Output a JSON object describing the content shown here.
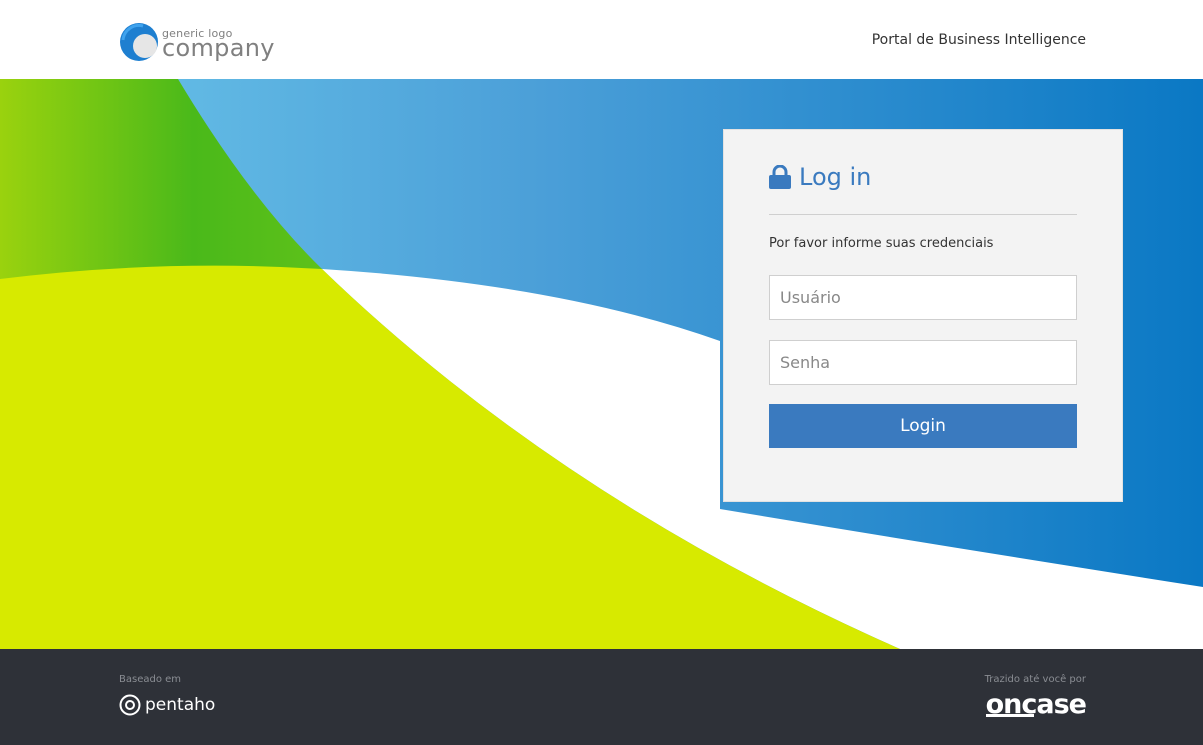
{
  "header": {
    "logo_small": "generic logo",
    "logo_big": "company",
    "portal_title": "Portal de Business Intelligence"
  },
  "login_card": {
    "title": "Log in",
    "subtitle": "Por favor informe suas credenciais",
    "username_placeholder": "Usuário",
    "password_placeholder": "Senha",
    "login_button": "Login"
  },
  "footer": {
    "based_on_label": "Baseado em",
    "pentaho_text": "pentaho",
    "brought_by_label": "Trazido até você por",
    "oncase_text": "oncase"
  },
  "icons": {
    "lock": "lock-icon",
    "logo": "company-logo-icon",
    "pentaho": "pentaho-icon"
  },
  "colors": {
    "accent_blue": "#3a7abf",
    "footer_bg": "#2e3138",
    "card_bg": "#f3f3f3",
    "hero_green": "#d7ea00",
    "hero_blue": "#0a78c4"
  }
}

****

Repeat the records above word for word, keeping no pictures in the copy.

Output a JSON object describing the content shown here.
{
  "header": {
    "logo_small": "generic logo",
    "logo_big": "company",
    "portal_title": "Portal de Business Intelligence"
  },
  "login_card": {
    "title": "Log in",
    "subtitle": "Por favor informe suas credenciais",
    "username_placeholder": "Usuário",
    "password_placeholder": "Senha",
    "login_button": "Login"
  },
  "footer": {
    "based_on_label": "Baseado em",
    "pentaho_text": "pentaho",
    "brought_by_label": "Trazido até você por",
    "oncase_text": "oncase"
  },
  "icons": {
    "lock": "lock-icon",
    "logo": "company-logo-icon",
    "pentaho": "pentaho-icon"
  },
  "colors": {
    "accent_blue": "#3a7abf",
    "footer_bg": "#2e3138",
    "card_bg": "#f3f3f3",
    "hero_green": "#d7ea00",
    "hero_blue": "#0a78c4"
  }
}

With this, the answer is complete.